The old Tibet can still be witnessed in the Ganden monastery, for instance, in its empty prayer hall. As Crishna savoured the tranquillity, he heard a cellphone ring and saw a monk “pulling out not one but three phones, peering at them in the semi-darkness, trying to see which one was ringing!”
There is also sadness in the discovery that most of the monasteries are rebuilt versions as the original structures were razed when the Chinese “liberated” Tibet in the 1950s. The group visited the Jokhang Temple—the epicentre of Tibetan Buddhism—and the magnificent Potala Palace, the winter palace of the Dalai Lama, and the Norbulingka, the summer palace, from where His Holiness began his escape to India in 1959.
Why do people undertake arduous journeys of this kind in the Himalayan region? Members of the audience at Crishna’s lectures have interesting, if varied, responses. Suman Dubey, president of The Himalayan Club, who recently retired as a journalist to spend time in the mountains, muses: “It’s a vocation. There is something about going to a place, and seeing it as nature intended it to be. In the process, you get to challenge yourself and to see yourself clearly.” Tanil Kilachand, chairman and managing director, Polychem Ltd, who did the Kailash Mansarovar parikrama on foot, says: “In this yatra, you come close to nature. All your five senses are engaged, plus one more, your sixth sense, or spirituality.”

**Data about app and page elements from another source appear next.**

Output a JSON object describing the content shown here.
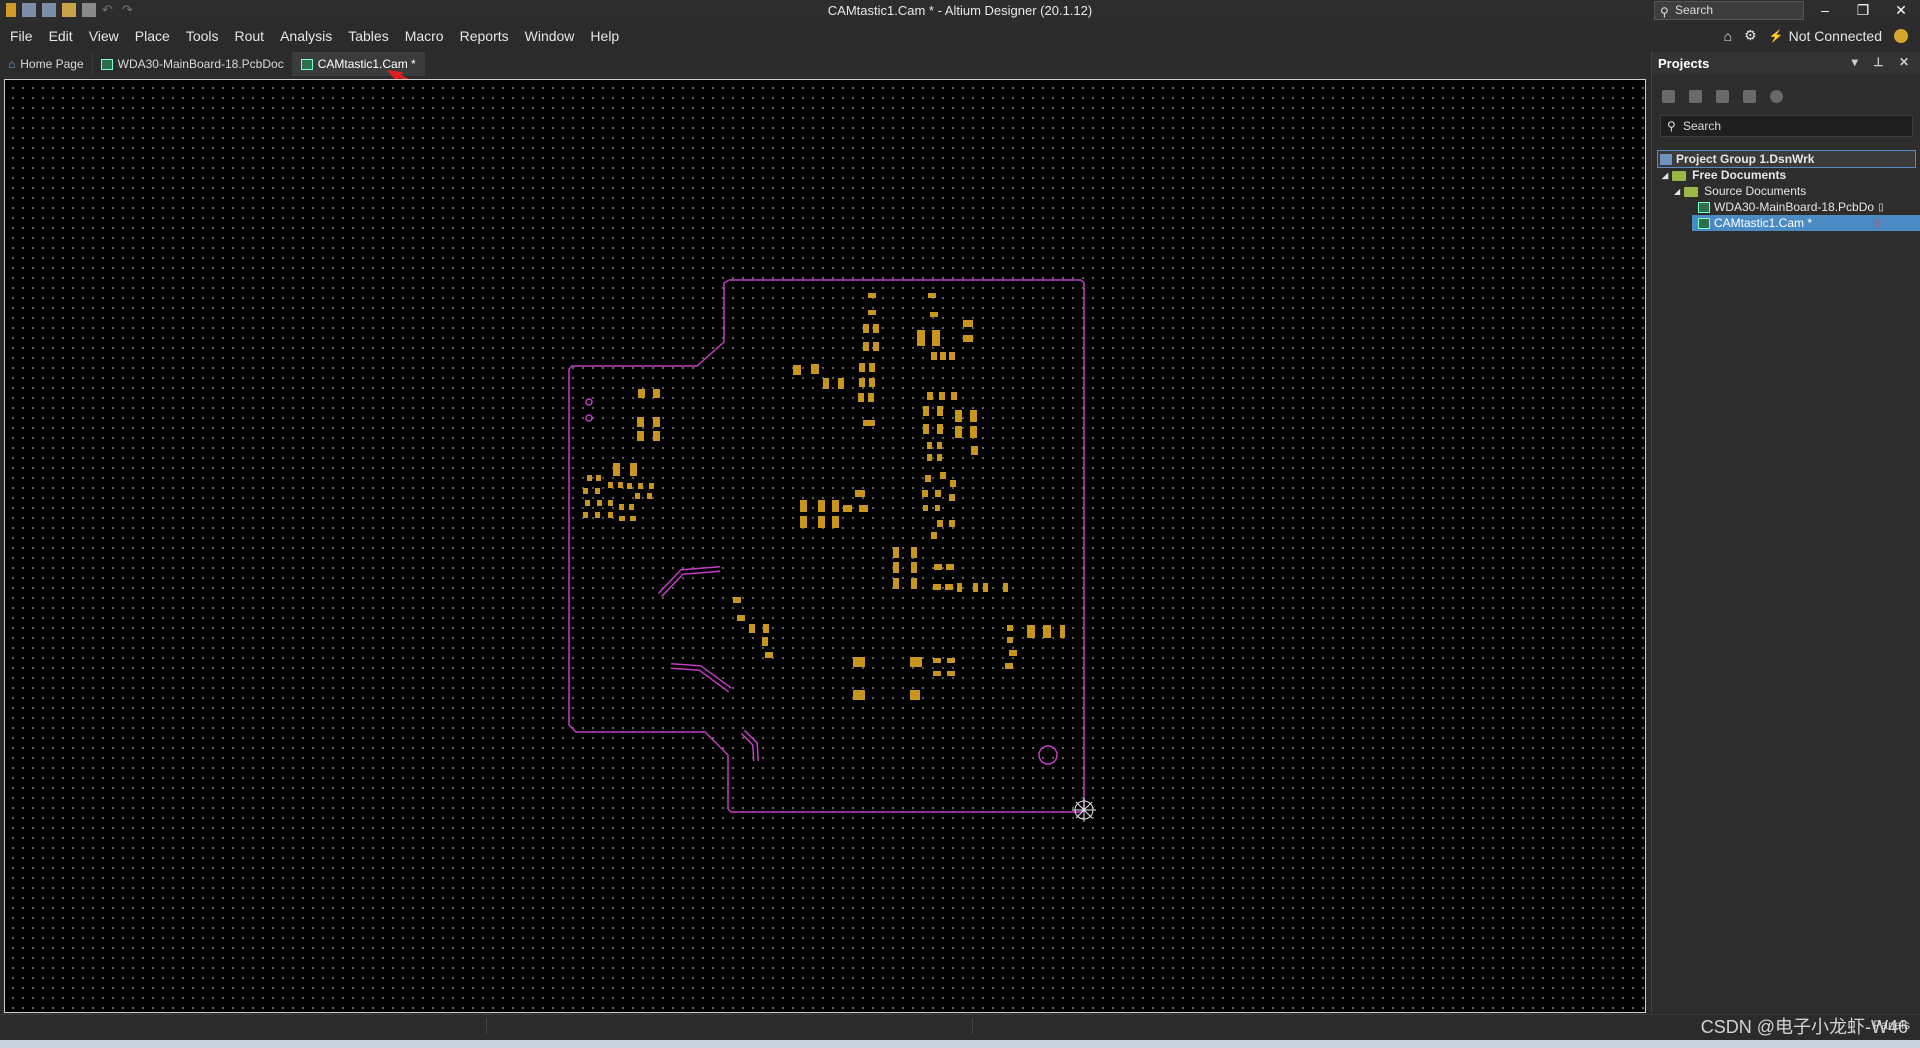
{
  "window": {
    "title": "CAMtastic1.Cam * - Altium Designer (20.1.12)",
    "search": "Search"
  },
  "menu": [
    "File",
    "Edit",
    "View",
    "Place",
    "Tools",
    "Rout",
    "Analysis",
    "Tables",
    "Macro",
    "Reports",
    "Window",
    "Help"
  ],
  "toolbar_right": {
    "connection": "Not Connected"
  },
  "tabs": [
    {
      "label": "Home Page",
      "icon": "home-icon"
    },
    {
      "label": "WDA30-MainBoard-18.PcbDoc",
      "icon": "pcb-doc-icon"
    },
    {
      "label": "CAMtastic1.Cam *",
      "icon": "cam-doc-icon",
      "active": true
    }
  ],
  "projects_panel": {
    "title": "Projects",
    "search_placeholder": "Search",
    "tree": {
      "group": "Project Group 1.DsnWrk",
      "free_documents": "Free Documents",
      "source_documents": "Source Documents",
      "files": [
        "WDA30-MainBoard-18.PcbDo",
        "CAMtastic1.Cam *"
      ]
    }
  },
  "status": {
    "panels": "Panels"
  },
  "watermark": "CSDN @电子小龙虾-W46",
  "colors": {
    "board_outline": "#c43dc4",
    "pads": "#c8961e",
    "background": "#000000",
    "annotation_arrow": "#e02020"
  }
}
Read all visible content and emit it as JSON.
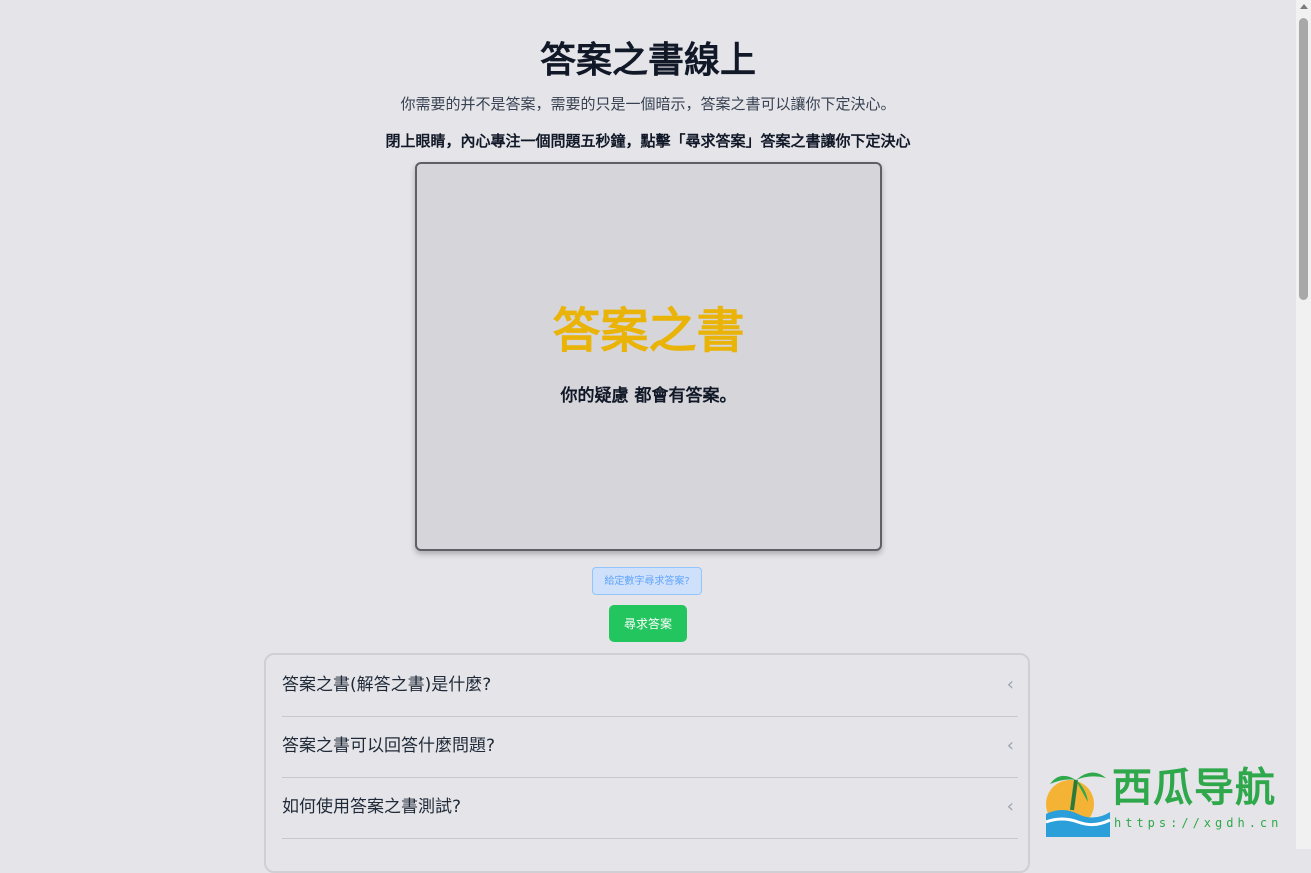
{
  "header": {
    "title": "答案之書線上",
    "subtitle": "你需要的并不是答案，需要的只是一個暗示，答案之書可以讓你下定決心。",
    "instruction": "閉上眼睛，內心專注一個問題五秒鐘，點擊「尋求答案」答案之書讓你下定決心"
  },
  "book": {
    "title": "答案之書",
    "tagline": "你的疑慮 都會有答案。"
  },
  "controls": {
    "number_placeholder": "給定數字尋求答案?",
    "seek_label": "尋求答案"
  },
  "faq": {
    "items": [
      {
        "question": "答案之書(解答之書)是什麼?"
      },
      {
        "question": "答案之書可以回答什麼問題?"
      },
      {
        "question": "如何使用答案之書測試?"
      }
    ],
    "chevron_icon": "chevron-left-icon"
  },
  "watermark": {
    "text": "西瓜导航",
    "url": "https://xgdh.cn"
  },
  "colors": {
    "background": "#e5e5e9",
    "book_title": "#eab308",
    "seek_button": "#22c55e",
    "watermark": "#2ea84a"
  }
}
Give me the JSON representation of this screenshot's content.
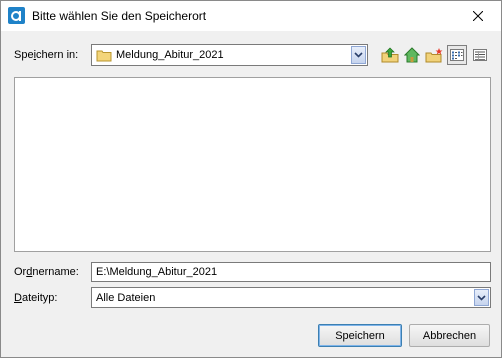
{
  "window": {
    "title": "Bitte wählen Sie den Speicherort"
  },
  "location": {
    "label_pre": "Spe",
    "label_accel": "i",
    "label_post": "chern in:",
    "folder": "Meldung_Abitur_2021"
  },
  "toolbar": {
    "up_icon": "folder-up-icon",
    "home_icon": "home-icon",
    "new_folder_icon": "new-folder-icon",
    "list_icon": "list-view-icon",
    "details_icon": "details-view-icon"
  },
  "folder_name": {
    "label_pre": "Or",
    "label_accel": "d",
    "label_post": "nername:",
    "value": "E:\\Meldung_Abitur_2021"
  },
  "file_type": {
    "label_pre": "",
    "label_accel": "D",
    "label_post": "ateityp:",
    "value": "Alle Dateien"
  },
  "buttons": {
    "save": "Speichern",
    "cancel": "Abbrechen"
  },
  "colors": {
    "accent": "#1f82c8",
    "folder": "#f3d57a"
  }
}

And why should the world care about Tibet today? It’s important, says Crishna, because it represents the potential to change things.
“The fascinating thing is that China itself is changing, a fact not fully appreciated even by many of us doing business in China. There are pressures on the Communist Party of China to change. As the rivers begin to dry up, there could be a huge backlash from the peasants who live north of the Yellow River. So, you see that the party has stopped banning religion, they are bringing in private property laws, all of which are dramatic changes. Tibet is the roof of the world, and the climatic changes there, studied in depth by Chinese scientists, will have a tremendous impact on the world’s climate,” he says.

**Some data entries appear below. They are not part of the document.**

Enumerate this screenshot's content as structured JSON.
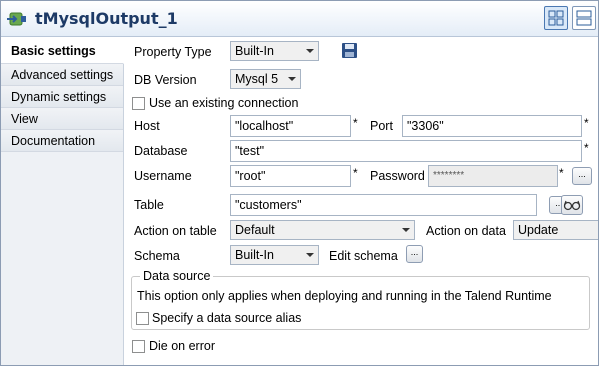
{
  "window": {
    "title": "tMysqlOutput_1"
  },
  "sidebar": {
    "items": [
      {
        "label": "Basic settings"
      },
      {
        "label": "Advanced settings"
      },
      {
        "label": "Dynamic settings"
      },
      {
        "label": "View"
      },
      {
        "label": "Documentation"
      }
    ]
  },
  "form": {
    "property_type": {
      "label": "Property Type",
      "value": "Built-In"
    },
    "db_version": {
      "label": "DB Version",
      "value": "Mysql 5"
    },
    "use_existing": {
      "label": "Use an existing connection",
      "checked": false
    },
    "host": {
      "label": "Host",
      "value": "\"localhost\""
    },
    "port": {
      "label": "Port",
      "value": "\"3306\""
    },
    "database": {
      "label": "Database",
      "value": "\"test\""
    },
    "username": {
      "label": "Username",
      "value": "\"root\""
    },
    "password": {
      "label": "Password",
      "value": "********"
    },
    "table": {
      "label": "Table",
      "value": "\"customers\""
    },
    "action_on_table": {
      "label": "Action on table",
      "value": "Default"
    },
    "action_on_data": {
      "label": "Action on data",
      "value": "Update"
    },
    "schema": {
      "label": "Schema",
      "value": "Built-In"
    },
    "edit_schema": {
      "label": "Edit schema"
    },
    "required_marker": "*",
    "ellipsis": "...",
    "data_source": {
      "title": "Data source",
      "note": "This option only applies when deploying and running in the Talend Runtime",
      "alias_label": "Specify a data source alias",
      "alias_checked": false
    },
    "die_on_error": {
      "label": "Die on error",
      "checked": false
    }
  }
}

Another audience member, Lama Doboom Tulku, director of Tibet House, who came to India with the Dalai Lama in 1959, says: “Just as Tibetans cannot remain isolated, the Chinese, too, cannot stay isolated. Everybody is interlinked. Democracy, in my belief, is something that happens not by revolution, but will evolve.”

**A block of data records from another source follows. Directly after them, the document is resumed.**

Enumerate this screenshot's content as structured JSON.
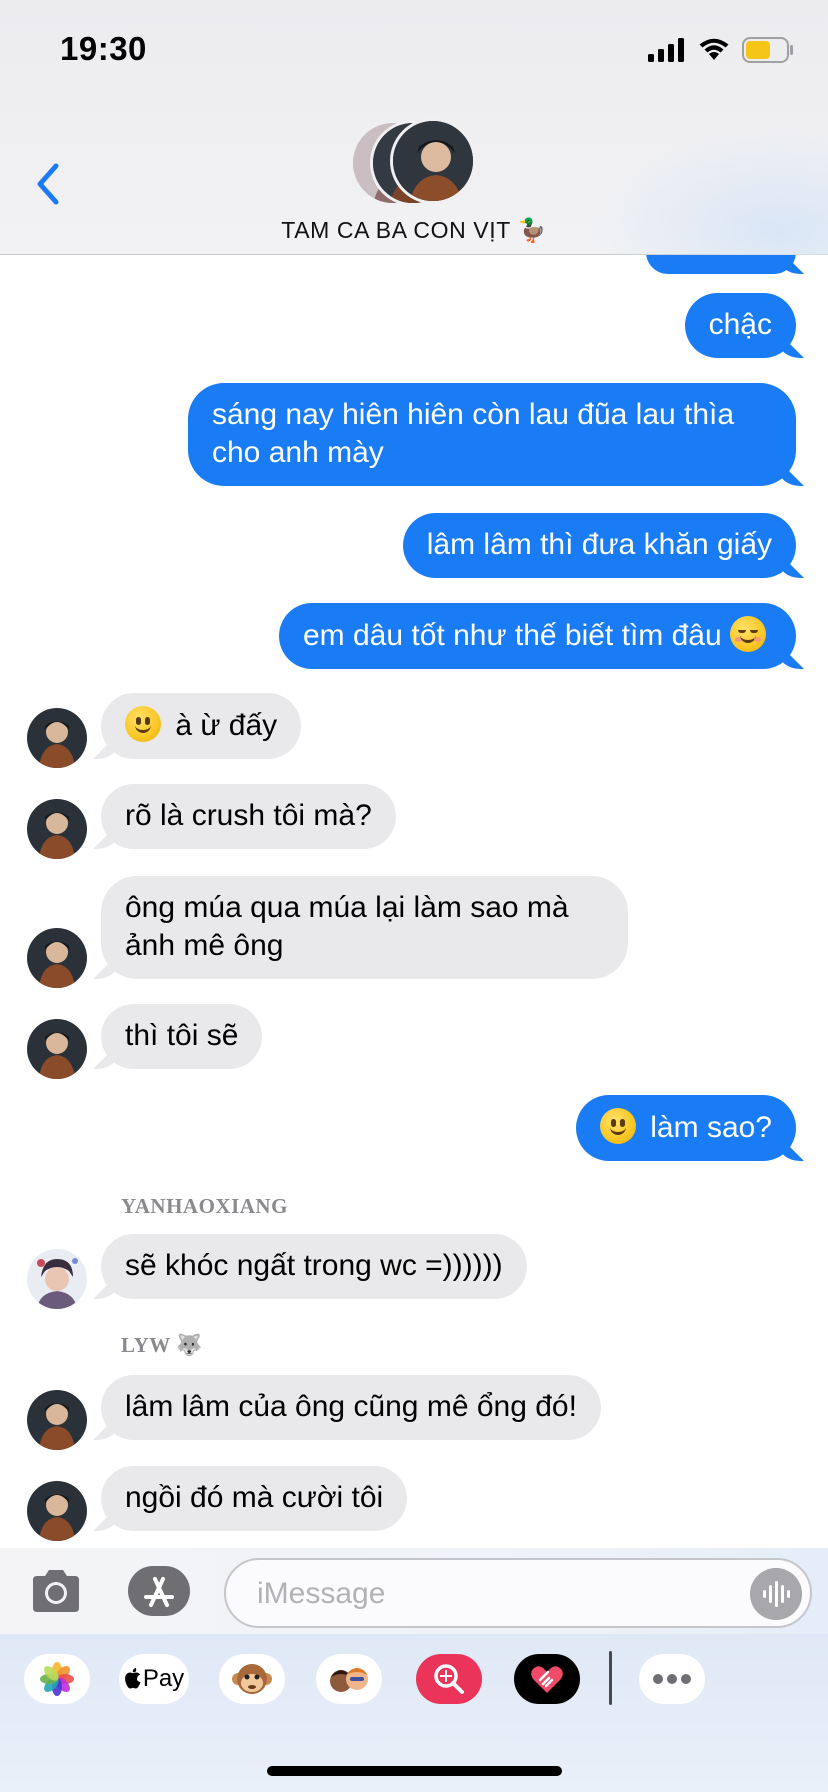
{
  "status_bar": {
    "time": "19:30"
  },
  "header": {
    "title": "TAM CA BA CON VỊT 🦆"
  },
  "messages": [
    {
      "text": ""
    },
    {
      "text": "chậc"
    },
    {
      "text": "sáng nay hiên hiên còn lau đũa lau thìa cho anh mày"
    },
    {
      "text": "lâm lâm thì đưa khăn giấy"
    },
    {
      "text": "em dâu tốt như thế biết tìm đâu"
    },
    {
      "text": "à ừ đấy"
    },
    {
      "text": "rõ là crush tôi mà?"
    },
    {
      "text": "ông múa qua múa lại làm sao mà ảnh mê ông"
    },
    {
      "text": "thì tôi sẽ"
    },
    {
      "text": "làm sao?"
    },
    {
      "sender": "YANHAOXIANG",
      "text": "sẽ khóc ngất trong wc =))))))"
    },
    {
      "sender": "LYW 🐺",
      "text": "lâm lâm của ông cũng mê ổng đó!"
    },
    {
      "text": "ngồi đó mà cười tôi"
    }
  ],
  "input": {
    "placeholder": "iMessage"
  },
  "app_drawer": {
    "items": [
      "photos-icon",
      "apple-pay-icon",
      "monkey-memoji-icon",
      "memoji-stickers-icon",
      "image-search-icon",
      "digital-touch-icon",
      "more-icon"
    ],
    "pay_label": "Pay"
  },
  "colors": {
    "outgoing": "#1a7cf5",
    "incoming": "#e9e9eb",
    "accent": "#1a7cf5"
  }
}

For Crishna, interwoven in Tibet’s story is also a huge chunk of family history, and pride. In 1957, his maternal uncle and mentor, General Thimmayya, then chief commanding officer of the Indian Army, warned defence minister Krishna Menon about the fallout of the Tibetan takeover and Chinese build-up on the Sino-Indian border.
But, taken in by Menon, a communist himself, and by Chou En Lai, the Chinese prime minister, Nehru ignored and humiliated his commanding officer.
In 1962, the Chinese attacked India, and today, observes Crishna, we still have an unresolved border of 2,500km, the costliest line to maintain between the two most populous countries in the world.
At the end of the trip, Crishna and his group arrived at the Everest Base Camp. Muni, who has had a 25-year career of 22 mountaineering expeditions, with a world record of traversing the entire length of the Himalayas, cannot get over this irony: “Here, we are in one of the loneliest spots in the world, and it’s crowded with people of all nationalities, waiting for clear weather to sight Mt Everest. It’s the most unexpected place to socialize in.”
At the end of the trip, the weather became so cold and cloudy that the group was forced to turn back, without seeing Mt Everest even as they camped at its feet.
Then, as they flew towards Kathmandu, the clouds lifted, and the peak revealed itself in all its glory.
Crishna’s journey to Tibet, then, is not just about its beginning or an end, but about the unexpected vistas that it opened up. “The mountains,” adds Muni, “always teach you to respect that.”